Recipe: Chunky Tomato Sauce

  • 6 large red-ripe tomatoes
  • ¼ - ⅓ cup extra-virgin olive oil, plus extra for drizzling
  • 2-3 garlic cloves, peeled and minced
  • Pinch of red chile pepper flakes
  • 2 large fresh basil leaves
  • Salt to taste

-Bring a small pot of water to boil. While you’re waiting for it to boil, put some ice in a bowl and add water so you create a water bath to plunge the hot tomatoes. Once the water comes to a boil, add the tomatoes one at a time. When the water returns to the boil, count to 10 and then remove it and put it in the ice water. Continue until all tomatoes have been blanched.

-Cut out the stem end and pull off the now loosened skins. 

-Discard the ice water. 

-Cut each peeled tomato in half through the equator. Squeeze out and discard the seeds. Or you can simply use a finger to dislodge the seeds.  

-Dice the peeled and seeded tomatoes.

-Heat the extra-virgin olive oil in a skillet over moderate heat. Add the garlic and red chile flakes. As soon as the garlic gives off its aroma and becomes opaque, add the chopped tomatoes, the basil, and salt. Cover the pan and cook over medium heat until the tomatoes give up their juice.

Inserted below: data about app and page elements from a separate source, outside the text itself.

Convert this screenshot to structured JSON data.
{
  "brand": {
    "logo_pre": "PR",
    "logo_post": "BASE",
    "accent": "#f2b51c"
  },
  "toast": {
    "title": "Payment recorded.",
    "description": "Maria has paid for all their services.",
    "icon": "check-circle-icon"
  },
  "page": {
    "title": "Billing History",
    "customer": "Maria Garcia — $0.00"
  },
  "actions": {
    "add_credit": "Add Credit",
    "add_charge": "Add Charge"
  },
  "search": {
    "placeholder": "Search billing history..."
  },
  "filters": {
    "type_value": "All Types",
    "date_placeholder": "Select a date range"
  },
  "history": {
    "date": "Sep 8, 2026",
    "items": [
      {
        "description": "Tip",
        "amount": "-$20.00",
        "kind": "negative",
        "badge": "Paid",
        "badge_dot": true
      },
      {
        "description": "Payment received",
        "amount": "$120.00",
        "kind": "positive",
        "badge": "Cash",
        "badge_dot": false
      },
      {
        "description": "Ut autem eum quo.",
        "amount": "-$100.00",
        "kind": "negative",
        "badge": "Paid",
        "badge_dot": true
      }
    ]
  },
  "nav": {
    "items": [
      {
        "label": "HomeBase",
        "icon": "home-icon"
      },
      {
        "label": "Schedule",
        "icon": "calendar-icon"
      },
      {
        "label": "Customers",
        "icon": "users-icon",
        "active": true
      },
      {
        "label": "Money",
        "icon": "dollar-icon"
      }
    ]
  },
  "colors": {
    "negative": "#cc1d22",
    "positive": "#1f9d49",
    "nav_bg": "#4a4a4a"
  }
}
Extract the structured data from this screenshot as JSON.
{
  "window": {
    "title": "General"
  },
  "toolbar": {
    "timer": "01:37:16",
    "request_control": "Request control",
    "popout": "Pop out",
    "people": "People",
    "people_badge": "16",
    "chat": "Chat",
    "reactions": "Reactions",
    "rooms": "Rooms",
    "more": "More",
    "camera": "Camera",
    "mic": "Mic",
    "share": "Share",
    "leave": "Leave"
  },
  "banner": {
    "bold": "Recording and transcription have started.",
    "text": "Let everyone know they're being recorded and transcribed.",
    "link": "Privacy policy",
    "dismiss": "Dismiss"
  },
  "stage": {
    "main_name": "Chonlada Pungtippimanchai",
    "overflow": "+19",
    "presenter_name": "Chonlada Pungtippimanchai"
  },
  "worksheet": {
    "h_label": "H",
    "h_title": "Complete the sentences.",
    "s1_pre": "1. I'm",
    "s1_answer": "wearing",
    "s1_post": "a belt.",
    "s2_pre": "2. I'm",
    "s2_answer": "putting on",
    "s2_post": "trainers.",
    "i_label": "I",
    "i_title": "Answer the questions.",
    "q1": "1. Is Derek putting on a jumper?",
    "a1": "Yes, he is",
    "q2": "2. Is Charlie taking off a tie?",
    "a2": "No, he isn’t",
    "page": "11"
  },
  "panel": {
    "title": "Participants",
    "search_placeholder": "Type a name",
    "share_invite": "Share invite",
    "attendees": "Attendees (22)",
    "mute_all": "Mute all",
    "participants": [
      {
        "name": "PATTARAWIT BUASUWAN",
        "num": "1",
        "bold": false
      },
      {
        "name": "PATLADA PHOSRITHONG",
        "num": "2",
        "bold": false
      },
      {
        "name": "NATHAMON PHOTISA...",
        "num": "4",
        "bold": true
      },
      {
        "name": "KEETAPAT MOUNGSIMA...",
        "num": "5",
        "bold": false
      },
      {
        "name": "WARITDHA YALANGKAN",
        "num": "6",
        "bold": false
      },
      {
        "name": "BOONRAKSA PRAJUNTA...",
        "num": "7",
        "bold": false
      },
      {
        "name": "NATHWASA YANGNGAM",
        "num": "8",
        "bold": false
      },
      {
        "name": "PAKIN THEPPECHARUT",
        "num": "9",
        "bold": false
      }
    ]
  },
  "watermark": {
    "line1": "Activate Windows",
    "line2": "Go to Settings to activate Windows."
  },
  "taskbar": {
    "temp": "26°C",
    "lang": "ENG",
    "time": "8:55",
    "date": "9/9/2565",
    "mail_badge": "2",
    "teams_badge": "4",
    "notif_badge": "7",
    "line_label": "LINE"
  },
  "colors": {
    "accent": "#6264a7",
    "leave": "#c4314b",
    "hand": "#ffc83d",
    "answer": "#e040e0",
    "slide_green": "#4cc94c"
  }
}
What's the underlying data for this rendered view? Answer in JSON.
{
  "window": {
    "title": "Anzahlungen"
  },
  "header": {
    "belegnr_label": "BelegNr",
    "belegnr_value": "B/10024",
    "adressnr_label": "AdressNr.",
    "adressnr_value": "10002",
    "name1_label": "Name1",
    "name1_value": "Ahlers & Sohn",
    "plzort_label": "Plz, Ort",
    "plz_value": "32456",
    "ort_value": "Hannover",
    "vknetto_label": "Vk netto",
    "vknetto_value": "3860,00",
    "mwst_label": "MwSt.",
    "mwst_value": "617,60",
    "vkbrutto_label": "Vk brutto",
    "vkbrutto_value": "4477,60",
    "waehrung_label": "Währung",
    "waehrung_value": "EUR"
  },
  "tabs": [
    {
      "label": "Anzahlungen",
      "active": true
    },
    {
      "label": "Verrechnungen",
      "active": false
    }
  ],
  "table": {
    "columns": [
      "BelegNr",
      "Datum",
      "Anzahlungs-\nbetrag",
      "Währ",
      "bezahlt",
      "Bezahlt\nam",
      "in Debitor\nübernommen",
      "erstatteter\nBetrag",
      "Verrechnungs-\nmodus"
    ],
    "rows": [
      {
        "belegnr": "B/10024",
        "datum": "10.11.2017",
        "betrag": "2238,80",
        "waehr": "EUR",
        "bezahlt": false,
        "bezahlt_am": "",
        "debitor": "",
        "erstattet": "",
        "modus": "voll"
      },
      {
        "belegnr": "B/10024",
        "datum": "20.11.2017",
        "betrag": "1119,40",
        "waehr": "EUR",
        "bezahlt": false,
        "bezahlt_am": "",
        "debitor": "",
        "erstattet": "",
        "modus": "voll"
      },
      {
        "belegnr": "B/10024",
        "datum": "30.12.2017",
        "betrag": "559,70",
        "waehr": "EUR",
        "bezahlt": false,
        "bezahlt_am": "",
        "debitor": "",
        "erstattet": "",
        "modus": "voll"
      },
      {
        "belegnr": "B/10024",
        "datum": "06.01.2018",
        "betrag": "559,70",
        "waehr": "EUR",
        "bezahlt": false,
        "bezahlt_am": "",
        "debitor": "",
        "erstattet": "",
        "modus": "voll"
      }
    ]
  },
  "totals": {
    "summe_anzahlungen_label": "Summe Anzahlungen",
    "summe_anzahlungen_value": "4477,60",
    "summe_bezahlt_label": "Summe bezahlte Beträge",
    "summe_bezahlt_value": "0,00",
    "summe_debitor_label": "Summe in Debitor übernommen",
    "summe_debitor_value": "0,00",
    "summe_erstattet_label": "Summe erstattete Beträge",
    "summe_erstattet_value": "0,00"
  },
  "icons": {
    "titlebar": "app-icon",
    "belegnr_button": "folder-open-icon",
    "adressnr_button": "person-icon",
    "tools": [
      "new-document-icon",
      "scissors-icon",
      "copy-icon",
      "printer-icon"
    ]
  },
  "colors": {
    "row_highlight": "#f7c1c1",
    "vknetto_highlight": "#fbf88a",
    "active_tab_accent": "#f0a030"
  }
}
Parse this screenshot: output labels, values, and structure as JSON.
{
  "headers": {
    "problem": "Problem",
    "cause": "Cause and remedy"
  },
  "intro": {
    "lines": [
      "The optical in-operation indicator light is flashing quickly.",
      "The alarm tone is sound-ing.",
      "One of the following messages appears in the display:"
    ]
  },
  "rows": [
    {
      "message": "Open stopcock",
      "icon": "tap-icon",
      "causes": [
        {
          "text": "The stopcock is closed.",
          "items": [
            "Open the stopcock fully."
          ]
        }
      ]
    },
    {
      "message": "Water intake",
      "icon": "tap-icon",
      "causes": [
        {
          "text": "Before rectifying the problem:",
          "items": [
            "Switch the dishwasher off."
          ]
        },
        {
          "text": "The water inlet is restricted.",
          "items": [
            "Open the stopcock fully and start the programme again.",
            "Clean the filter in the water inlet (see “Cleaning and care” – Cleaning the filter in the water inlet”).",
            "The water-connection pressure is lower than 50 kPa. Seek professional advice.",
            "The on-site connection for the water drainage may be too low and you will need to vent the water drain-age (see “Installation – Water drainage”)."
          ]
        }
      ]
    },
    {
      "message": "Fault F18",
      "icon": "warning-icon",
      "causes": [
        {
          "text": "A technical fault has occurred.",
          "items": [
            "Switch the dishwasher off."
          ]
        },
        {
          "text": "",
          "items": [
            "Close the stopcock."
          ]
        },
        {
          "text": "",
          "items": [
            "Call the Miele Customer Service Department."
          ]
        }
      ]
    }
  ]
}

-Remove the lid and cook the sauce over medium-high heat, stirring occasionally until the tomatoes begin to thicken. If you need to, use a wooden spoon or a potato masher to stir and help break up the tomatoes.